**INPUT:**
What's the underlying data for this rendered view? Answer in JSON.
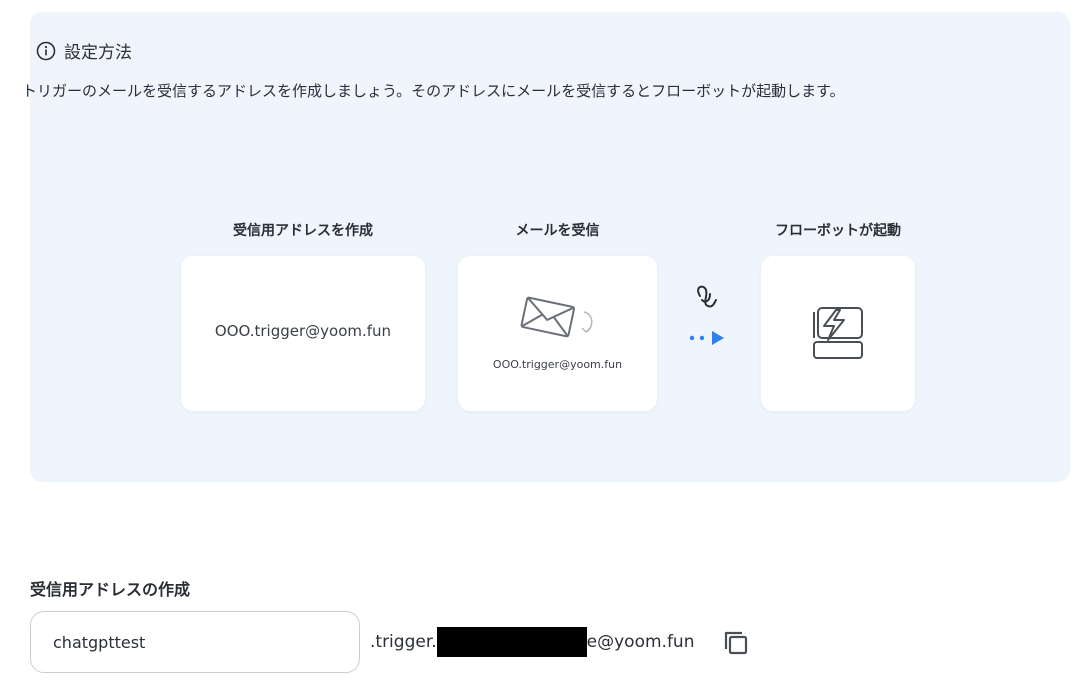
{
  "info": {
    "title": "設定方法",
    "description": "トリガーのメールを受信するアドレスを作成しましょう。そのアドレスにメールを受信するとフローボットが起動します。",
    "icon": "info-circle-icon"
  },
  "steps": [
    {
      "label": "受信用アドレスを作成",
      "email": "OOO.trigger@yoom.fun"
    },
    {
      "label": "メールを受信",
      "email": "OOO.trigger@yoom.fun",
      "icon": "envelope-icon"
    },
    {
      "label": "フローボットが起動",
      "icon": "flowbot-lightning-icon"
    }
  ],
  "address_section": {
    "label": "受信用アドレスの作成",
    "input_value": "chatgpttest",
    "suffix_prefix": ".trigger.",
    "suffix_end": "e@yoom.fun",
    "copy_icon": "copy-icon"
  },
  "colors": {
    "panel_bg": "#eef5fd",
    "accent": "#2f80ed",
    "text": "#2b2f36"
  }
}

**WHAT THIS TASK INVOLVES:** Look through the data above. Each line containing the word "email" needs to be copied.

**RESPONSE BOX:**
      "email": "OOO.trigger@yoom.fun"
      "email": "OOO.trigger@yoom.fun",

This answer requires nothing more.